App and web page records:

◆ ◆ ◆

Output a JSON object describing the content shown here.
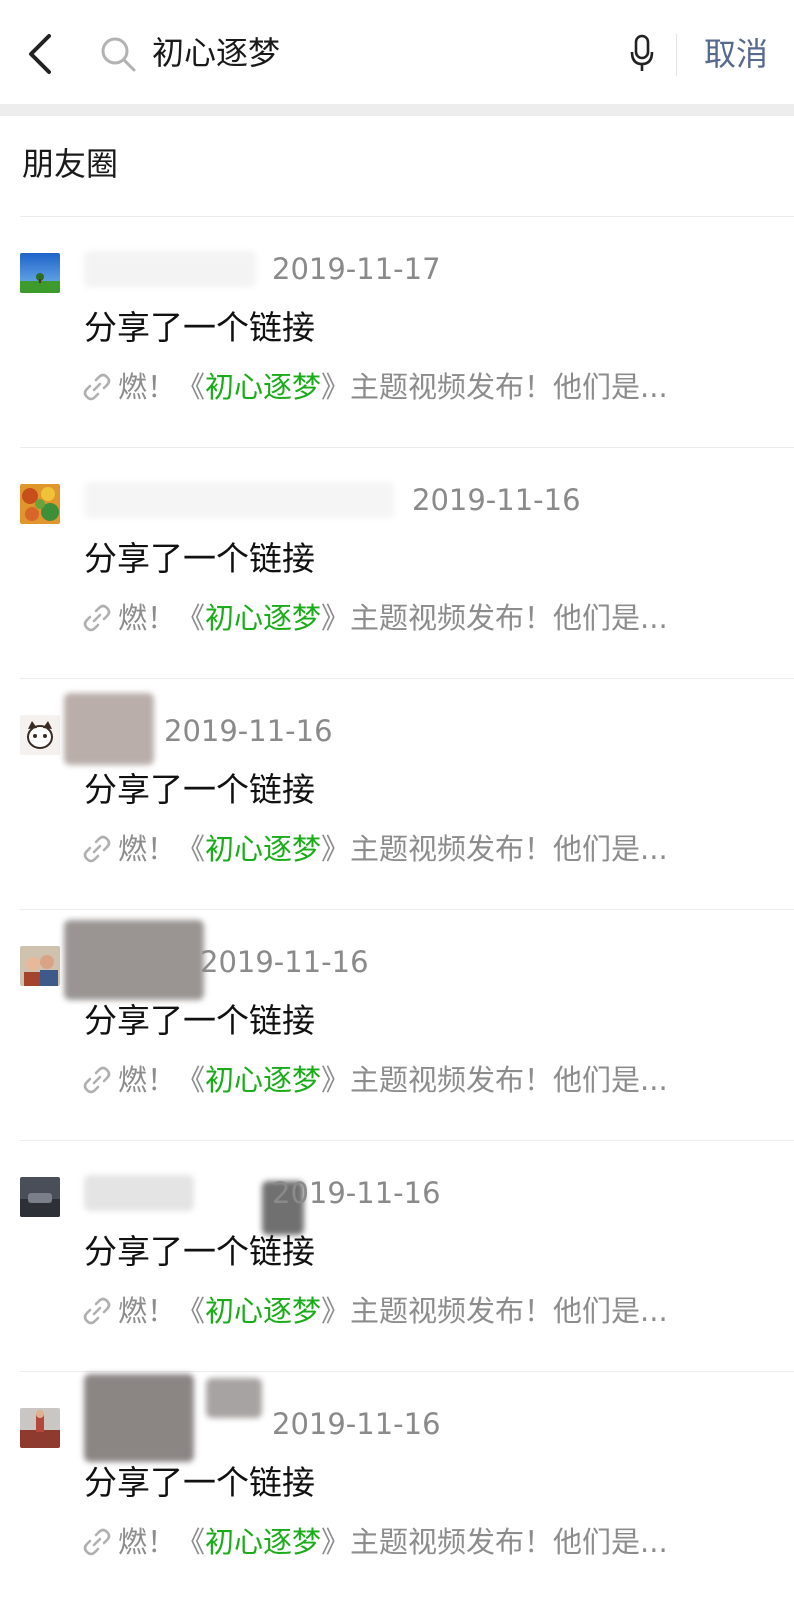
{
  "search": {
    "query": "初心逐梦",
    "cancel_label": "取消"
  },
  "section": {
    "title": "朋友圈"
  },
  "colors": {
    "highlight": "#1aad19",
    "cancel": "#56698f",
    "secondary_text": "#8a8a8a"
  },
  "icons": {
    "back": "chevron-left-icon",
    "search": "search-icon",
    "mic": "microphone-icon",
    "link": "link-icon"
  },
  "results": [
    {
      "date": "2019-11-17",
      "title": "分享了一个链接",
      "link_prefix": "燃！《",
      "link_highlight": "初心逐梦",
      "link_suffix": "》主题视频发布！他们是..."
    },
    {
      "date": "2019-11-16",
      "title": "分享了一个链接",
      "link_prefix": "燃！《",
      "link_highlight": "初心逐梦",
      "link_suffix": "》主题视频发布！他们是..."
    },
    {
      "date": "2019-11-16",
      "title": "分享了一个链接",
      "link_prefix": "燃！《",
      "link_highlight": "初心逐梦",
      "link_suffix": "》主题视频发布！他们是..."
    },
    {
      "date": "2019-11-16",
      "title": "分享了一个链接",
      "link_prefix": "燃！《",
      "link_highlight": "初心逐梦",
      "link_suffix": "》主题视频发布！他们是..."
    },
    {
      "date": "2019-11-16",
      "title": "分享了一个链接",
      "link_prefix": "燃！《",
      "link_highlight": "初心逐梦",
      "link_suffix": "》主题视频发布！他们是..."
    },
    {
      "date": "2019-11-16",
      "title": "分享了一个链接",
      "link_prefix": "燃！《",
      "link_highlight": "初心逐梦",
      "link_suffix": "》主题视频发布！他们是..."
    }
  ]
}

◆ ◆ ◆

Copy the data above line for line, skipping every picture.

Output a JSON object describing the content shown here.
{
  "search": {
    "query": "初心逐梦",
    "cancel_label": "取消"
  },
  "section": {
    "title": "朋友圈"
  },
  "colors": {
    "highlight": "#1aad19",
    "cancel": "#56698f",
    "secondary_text": "#8a8a8a"
  },
  "icons": {
    "back": "chevron-left-icon",
    "search": "search-icon",
    "mic": "microphone-icon",
    "link": "link-icon"
  },
  "results": [
    {
      "date": "2019-11-17",
      "title": "分享了一个链接",
      "link_prefix": "燃！《",
      "link_highlight": "初心逐梦",
      "link_suffix": "》主题视频发布！他们是..."
    },
    {
      "date": "2019-11-16",
      "title": "分享了一个链接",
      "link_prefix": "燃！《",
      "link_highlight": "初心逐梦",
      "link_suffix": "》主题视频发布！他们是..."
    },
    {
      "date": "2019-11-16",
      "title": "分享了一个链接",
      "link_prefix": "燃！《",
      "link_highlight": "初心逐梦",
      "link_suffix": "》主题视频发布！他们是..."
    },
    {
      "date": "2019-11-16",
      "title": "分享了一个链接",
      "link_prefix": "燃！《",
      "link_highlight": "初心逐梦",
      "link_suffix": "》主题视频发布！他们是..."
    },
    {
      "date": "2019-11-16",
      "title": "分享了一个链接",
      "link_prefix": "燃！《",
      "link_highlight": "初心逐梦",
      "link_suffix": "》主题视频发布！他们是..."
    },
    {
      "date": "2019-11-16",
      "title": "分享了一个链接",
      "link_prefix": "燃！《",
      "link_highlight": "初心逐梦",
      "link_suffix": "》主题视频发布！他们是..."
    }
  ]
}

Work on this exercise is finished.